All that we perceive is a world of surfaces. The real center is never seen. But it is just that which the artist should strive to find and body forth. I try to reach the essential and to give it form -- to express it.
Albright focused on a few themes through most of his works, particularly death, life, the material and the spirit, and the effects of time. He painted very complex works, and their titles matched their complexity. He would not name a painting until it was complete, at which time he would come up with several possibilities, more poetic than descriptive, before deciding on one. Such an example is Poor Room - There is No Time, No End, No Today, No Yesterday, No Tomorrow, Only the Forever, and Forever and Forever Without End (The Window), the last two words actually describing the painting (it was as such the painting is generally referred). Another painting, And Man Created God in His Own Image, was called God Created Man in His Own Image when it toured the South.
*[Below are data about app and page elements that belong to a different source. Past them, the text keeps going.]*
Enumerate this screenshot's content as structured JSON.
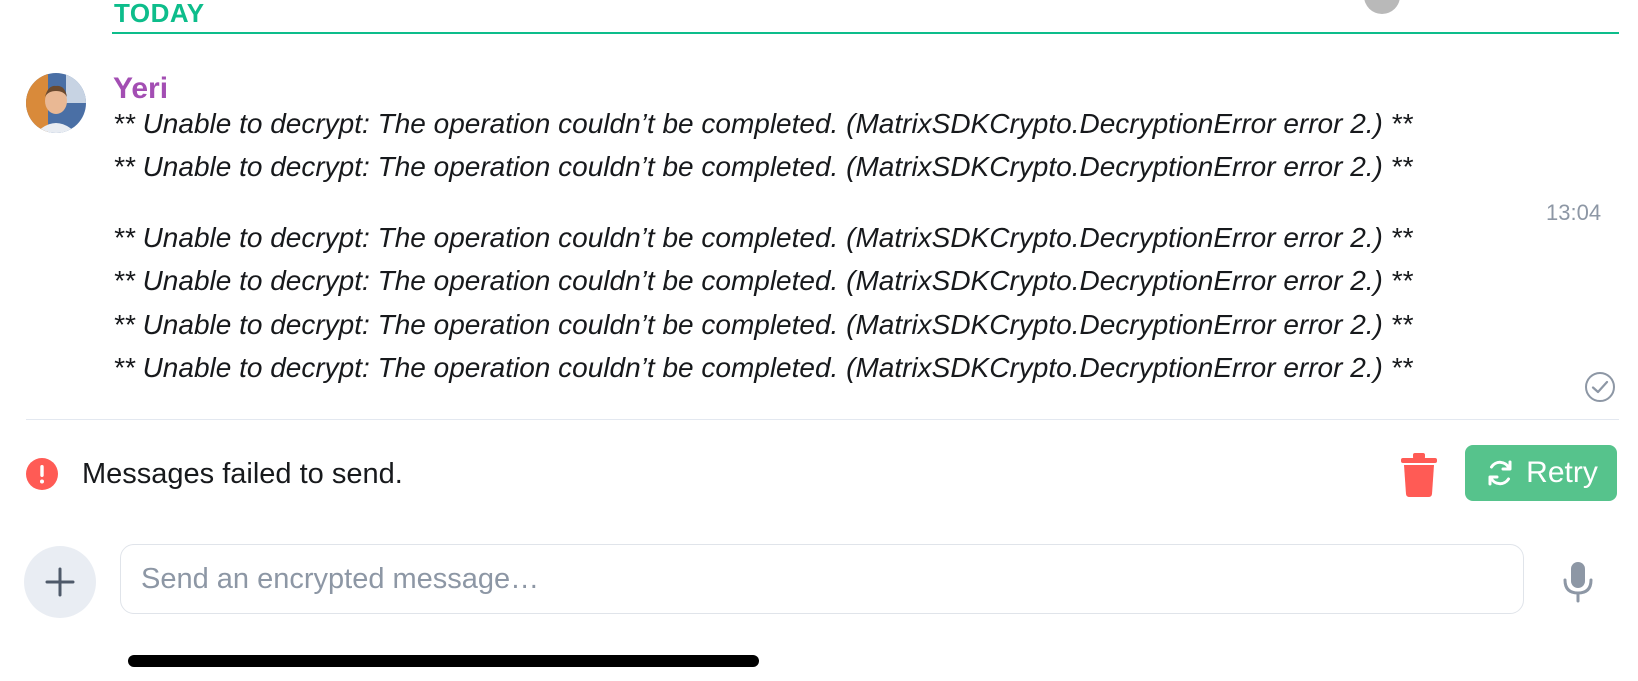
{
  "timeline": {
    "date_separator": "TODAY",
    "sender_name": "Yeri",
    "messages": [
      "** Unable to decrypt: The operation couldn’t be completed. (MatrixSDKCrypto.DecryptionError error 2.) **",
      "** Unable to decrypt: The operation couldn’t be completed. (MatrixSDKCrypto.DecryptionError error 2.) **",
      "** Unable to decrypt: The operation couldn’t be completed. (MatrixSDKCrypto.DecryptionError error 2.) **",
      "** Unable to decrypt: The operation couldn’t be completed. (MatrixSDKCrypto.DecryptionError error 2.) **",
      "** Unable to decrypt: The operation couldn’t be completed. (MatrixSDKCrypto.DecryptionError error 2.) **",
      "** Unable to decrypt: The operation couldn’t be completed. (MatrixSDKCrypto.DecryptionError error 2.) **"
    ],
    "timestamp": "13:04"
  },
  "failed_bar": {
    "text": "Messages failed to send.",
    "retry_label": "Retry",
    "icons": {
      "error": "exclamation-circle-icon",
      "delete": "trash-icon",
      "retry": "refresh-icon"
    }
  },
  "composer": {
    "placeholder": "Send an encrypted message…",
    "icons": {
      "attach": "plus-icon",
      "voice": "microphone-icon"
    }
  },
  "colors": {
    "accent": "#0dbd8b",
    "sender": "#a34eb3",
    "error": "#ff5b55",
    "retry": "#56c38c"
  }
}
One of his most famous paintings, which took him some ten years to complete, was titled That Which I Should Have Done I Did Not Do (The Door), which won top prize at three major exhibitions in New York City, Chicago, and Philadelphia in 1941. The prize at the Metropolitan Museum of Art in New York earned him a $3,500 purchase award and a place in the permanent collection, but, not willing to part with the work for less than $125,000, Albright took the First medal instead, allowing him to keep the painting.
In 1943 he was commissioned to create the title painting for Albert Lewin's film adaptation of Oscar Wilde's The Picture of Dorian Gray. His realistic, but exaggerated, depictions of decay and corruption made him very well suited to undertake such a project. His brother was chosen to do the original uncorrupted painting of Gray, but another artist's was used in the film. Ivan's was a great success, and made him somewhat of an instant celebrity.
Albright was a prolific artist throughout his life, working as a printer and engraver as well as a painter. He made his own paints and charcoal, and carved his own elaborate frames. He was a stickler for detail, creating elaborate setups for paintings before starting work. He was obsessive about lighting to the point that he painted his studio black, and wore black clothing to cut out potential glare.
Something of a writer and poet, Albright gave his paintings long, evocative names: in 1928, he dubbed a painting "Flesh", but continued the title in parenthesis, "Smaller Than Tears Are the Little Blue Flowers." A year later he painted an aging, sagging ballerina whose haunted eyes are clearly staring Albright's vision of human mortality in the face; he titled this work, "There Were No Flowers Tonight (Midnight). Over the next couple years he completed another study of the tragedy of time and lost beauty: "Into the World There Came a Soul Called Ida" depicts another moldering Albright figure sitting forelornly at that piece of furniture we have so aptly given the name "vanity".
It matters little whether I paint a squash, a striped herring, or a man. The space, the light, the motion, the position have one thing in common -- decay.
- From Time Magazine, 1942